● **Brief**
All lines in the records that carry the string "Opportunity" are to be shown.

--- Materials provided Enclosed Below ---

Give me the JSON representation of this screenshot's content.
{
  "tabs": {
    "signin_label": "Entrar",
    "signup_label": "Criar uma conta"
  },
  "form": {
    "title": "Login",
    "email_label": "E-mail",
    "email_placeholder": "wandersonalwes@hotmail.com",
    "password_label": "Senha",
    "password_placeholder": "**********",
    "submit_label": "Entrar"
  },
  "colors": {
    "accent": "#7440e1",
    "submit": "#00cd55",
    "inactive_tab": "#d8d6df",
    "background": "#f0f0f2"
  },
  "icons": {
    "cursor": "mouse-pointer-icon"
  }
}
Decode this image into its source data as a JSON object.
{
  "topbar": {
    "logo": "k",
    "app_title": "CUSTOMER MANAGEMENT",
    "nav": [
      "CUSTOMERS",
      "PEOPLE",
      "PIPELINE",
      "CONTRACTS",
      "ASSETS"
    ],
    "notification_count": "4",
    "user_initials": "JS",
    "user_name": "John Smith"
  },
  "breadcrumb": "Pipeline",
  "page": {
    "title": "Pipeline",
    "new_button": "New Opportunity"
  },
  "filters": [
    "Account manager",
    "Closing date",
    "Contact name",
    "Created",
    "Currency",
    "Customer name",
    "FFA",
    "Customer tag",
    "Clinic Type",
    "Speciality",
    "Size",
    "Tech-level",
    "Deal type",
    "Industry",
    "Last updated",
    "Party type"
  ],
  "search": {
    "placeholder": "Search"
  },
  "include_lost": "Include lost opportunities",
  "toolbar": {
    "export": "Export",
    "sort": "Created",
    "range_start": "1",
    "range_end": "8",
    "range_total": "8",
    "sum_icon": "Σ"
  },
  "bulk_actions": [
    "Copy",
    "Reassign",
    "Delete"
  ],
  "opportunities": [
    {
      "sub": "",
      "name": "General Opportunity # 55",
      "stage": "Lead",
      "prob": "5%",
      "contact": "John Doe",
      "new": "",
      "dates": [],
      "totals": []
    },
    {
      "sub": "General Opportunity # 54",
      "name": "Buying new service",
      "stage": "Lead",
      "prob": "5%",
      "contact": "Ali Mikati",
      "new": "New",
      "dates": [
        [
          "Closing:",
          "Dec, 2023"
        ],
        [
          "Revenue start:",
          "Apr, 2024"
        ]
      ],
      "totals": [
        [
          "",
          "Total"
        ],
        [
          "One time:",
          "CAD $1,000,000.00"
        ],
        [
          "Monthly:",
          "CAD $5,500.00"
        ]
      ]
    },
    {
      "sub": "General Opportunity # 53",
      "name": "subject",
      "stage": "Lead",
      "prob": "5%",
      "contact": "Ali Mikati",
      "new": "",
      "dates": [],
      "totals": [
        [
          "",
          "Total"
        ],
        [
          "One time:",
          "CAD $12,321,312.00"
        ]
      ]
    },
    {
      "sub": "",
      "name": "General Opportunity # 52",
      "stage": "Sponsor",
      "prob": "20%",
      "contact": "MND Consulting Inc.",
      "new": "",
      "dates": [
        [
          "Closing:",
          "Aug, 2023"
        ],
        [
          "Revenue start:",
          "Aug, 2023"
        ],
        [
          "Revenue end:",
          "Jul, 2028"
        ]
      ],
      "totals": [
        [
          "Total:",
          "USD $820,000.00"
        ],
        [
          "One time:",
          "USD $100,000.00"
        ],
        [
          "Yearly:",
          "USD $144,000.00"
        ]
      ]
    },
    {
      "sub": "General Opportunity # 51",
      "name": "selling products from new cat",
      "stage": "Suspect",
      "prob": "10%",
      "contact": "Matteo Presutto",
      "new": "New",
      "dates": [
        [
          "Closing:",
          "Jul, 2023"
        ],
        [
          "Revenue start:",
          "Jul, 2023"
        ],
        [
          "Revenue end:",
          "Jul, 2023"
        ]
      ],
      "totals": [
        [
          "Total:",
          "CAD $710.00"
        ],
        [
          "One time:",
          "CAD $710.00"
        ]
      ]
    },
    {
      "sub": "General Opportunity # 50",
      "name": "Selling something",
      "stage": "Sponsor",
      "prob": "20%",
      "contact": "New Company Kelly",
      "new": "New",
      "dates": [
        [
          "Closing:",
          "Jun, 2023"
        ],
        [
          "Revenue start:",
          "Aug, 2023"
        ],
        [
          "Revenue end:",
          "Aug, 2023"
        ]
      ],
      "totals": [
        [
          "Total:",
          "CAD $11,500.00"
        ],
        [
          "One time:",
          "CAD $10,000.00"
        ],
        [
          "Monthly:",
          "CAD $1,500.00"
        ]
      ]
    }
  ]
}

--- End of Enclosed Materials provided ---

● **Answer to this task**
    "new_button": "New Opportunity"
      "name": "General Opportunity # 55",
      "sub": "General Opportunity # 54",
      "sub": "General Opportunity # 53",
      "name": "General Opportunity # 52",
      "sub": "General Opportunity # 51",
      "sub": "General Opportunity # 50",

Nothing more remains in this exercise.